#### [What you need to do]
The entries are to be written out again with no differences.

#### [Data to examine]
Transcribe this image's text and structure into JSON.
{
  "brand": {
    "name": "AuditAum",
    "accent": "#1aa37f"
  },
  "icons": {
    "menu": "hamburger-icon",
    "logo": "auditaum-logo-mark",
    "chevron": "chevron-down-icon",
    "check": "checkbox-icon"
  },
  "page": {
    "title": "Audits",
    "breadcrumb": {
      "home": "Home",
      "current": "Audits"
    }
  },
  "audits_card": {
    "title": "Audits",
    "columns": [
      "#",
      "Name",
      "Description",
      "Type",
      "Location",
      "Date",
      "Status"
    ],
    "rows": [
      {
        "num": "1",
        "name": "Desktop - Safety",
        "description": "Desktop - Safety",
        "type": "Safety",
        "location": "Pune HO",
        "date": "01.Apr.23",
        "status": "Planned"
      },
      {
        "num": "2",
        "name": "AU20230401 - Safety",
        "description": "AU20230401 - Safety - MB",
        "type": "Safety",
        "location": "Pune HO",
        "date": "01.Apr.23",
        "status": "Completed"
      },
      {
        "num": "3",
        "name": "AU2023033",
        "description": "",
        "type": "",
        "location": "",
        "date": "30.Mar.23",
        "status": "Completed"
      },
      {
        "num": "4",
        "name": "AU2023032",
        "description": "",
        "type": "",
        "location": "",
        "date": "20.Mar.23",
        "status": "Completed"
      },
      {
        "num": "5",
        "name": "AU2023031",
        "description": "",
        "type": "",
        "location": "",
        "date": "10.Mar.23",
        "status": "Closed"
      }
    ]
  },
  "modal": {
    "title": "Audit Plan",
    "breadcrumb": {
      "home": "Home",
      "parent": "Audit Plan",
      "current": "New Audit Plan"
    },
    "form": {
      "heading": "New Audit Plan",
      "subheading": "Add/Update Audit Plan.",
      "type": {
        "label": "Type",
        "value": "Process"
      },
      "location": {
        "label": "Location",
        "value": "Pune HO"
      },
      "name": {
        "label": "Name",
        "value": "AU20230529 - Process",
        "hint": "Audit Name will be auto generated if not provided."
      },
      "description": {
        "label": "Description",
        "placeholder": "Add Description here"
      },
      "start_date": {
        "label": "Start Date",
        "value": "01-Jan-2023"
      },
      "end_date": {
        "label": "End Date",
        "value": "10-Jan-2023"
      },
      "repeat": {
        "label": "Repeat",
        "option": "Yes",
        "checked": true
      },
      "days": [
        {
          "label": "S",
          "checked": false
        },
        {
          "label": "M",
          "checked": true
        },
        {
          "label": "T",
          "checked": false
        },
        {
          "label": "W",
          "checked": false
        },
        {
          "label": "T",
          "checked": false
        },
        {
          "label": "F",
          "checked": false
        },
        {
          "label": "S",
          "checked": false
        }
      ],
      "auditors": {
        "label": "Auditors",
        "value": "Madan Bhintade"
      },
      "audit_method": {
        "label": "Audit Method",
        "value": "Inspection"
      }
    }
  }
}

#### [Expected answer]
Transcribe this image's text and structure into JSON.
{
  "brand": {
    "name": "AuditAum",
    "accent": "#1aa37f"
  },
  "icons": {
    "menu": "hamburger-icon",
    "logo": "auditaum-logo-mark",
    "chevron": "chevron-down-icon",
    "check": "checkbox-icon"
  },
  "page": {
    "title": "Audits",
    "breadcrumb": {
      "home": "Home",
      "current": "Audits"
    }
  },
  "audits_card": {
    "title": "Audits",
    "columns": [
      "#",
      "Name",
      "Description",
      "Type",
      "Location",
      "Date",
      "Status"
    ],
    "rows": [
      {
        "num": "1",
        "name": "Desktop - Safety",
        "description": "Desktop - Safety",
        "type": "Safety",
        "location": "Pune HO",
        "date": "01.Apr.23",
        "status": "Planned"
      },
      {
        "num": "2",
        "name": "AU20230401 - Safety",
        "description": "AU20230401 - Safety - MB",
        "type": "Safety",
        "location": "Pune HO",
        "date": "01.Apr.23",
        "status": "Completed"
      },
      {
        "num": "3",
        "name": "AU2023033",
        "description": "",
        "type": "",
        "location": "",
        "date": "30.Mar.23",
        "status": "Completed"
      },
      {
        "num": "4",
        "name": "AU2023032",
        "description": "",
        "type": "",
        "location": "",
        "date": "20.Mar.23",
        "status": "Completed"
      },
      {
        "num": "5",
        "name": "AU2023031",
        "description": "",
        "type": "",
        "location": "",
        "date": "10.Mar.23",
        "status": "Closed"
      }
    ]
  },
  "modal": {
    "title": "Audit Plan",
    "breadcrumb": {
      "home": "Home",
      "parent": "Audit Plan",
      "current": "New Audit Plan"
    },
    "form": {
      "heading": "New Audit Plan",
      "subheading": "Add/Update Audit Plan.",
      "type": {
        "label": "Type",
        "value": "Process"
      },
      "location": {
        "label": "Location",
        "value": "Pune HO"
      },
      "name": {
        "label": "Name",
        "value": "AU20230529 - Process",
        "hint": "Audit Name will be auto generated if not provided."
      },
      "description": {
        "label": "Description",
        "placeholder": "Add Description here"
      },
      "start_date": {
        "label": "Start Date",
        "value": "01-Jan-2023"
      },
      "end_date": {
        "label": "End Date",
        "value": "10-Jan-2023"
      },
      "repeat": {
        "label": "Repeat",
        "option": "Yes",
        "checked": true
      },
      "days": [
        {
          "label": "S",
          "checked": false
        },
        {
          "label": "M",
          "checked": true
        },
        {
          "label": "T",
          "checked": false
        },
        {
          "label": "W",
          "checked": false
        },
        {
          "label": "T",
          "checked": false
        },
        {
          "label": "F",
          "checked": false
        },
        {
          "label": "S",
          "checked": false
        }
      ],
      "auditors": {
        "label": "Auditors",
        "value": "Madan Bhintade"
      },
      "audit_method": {
        "label": "Audit Method",
        "value": "Inspection"
      }
    }
  }
}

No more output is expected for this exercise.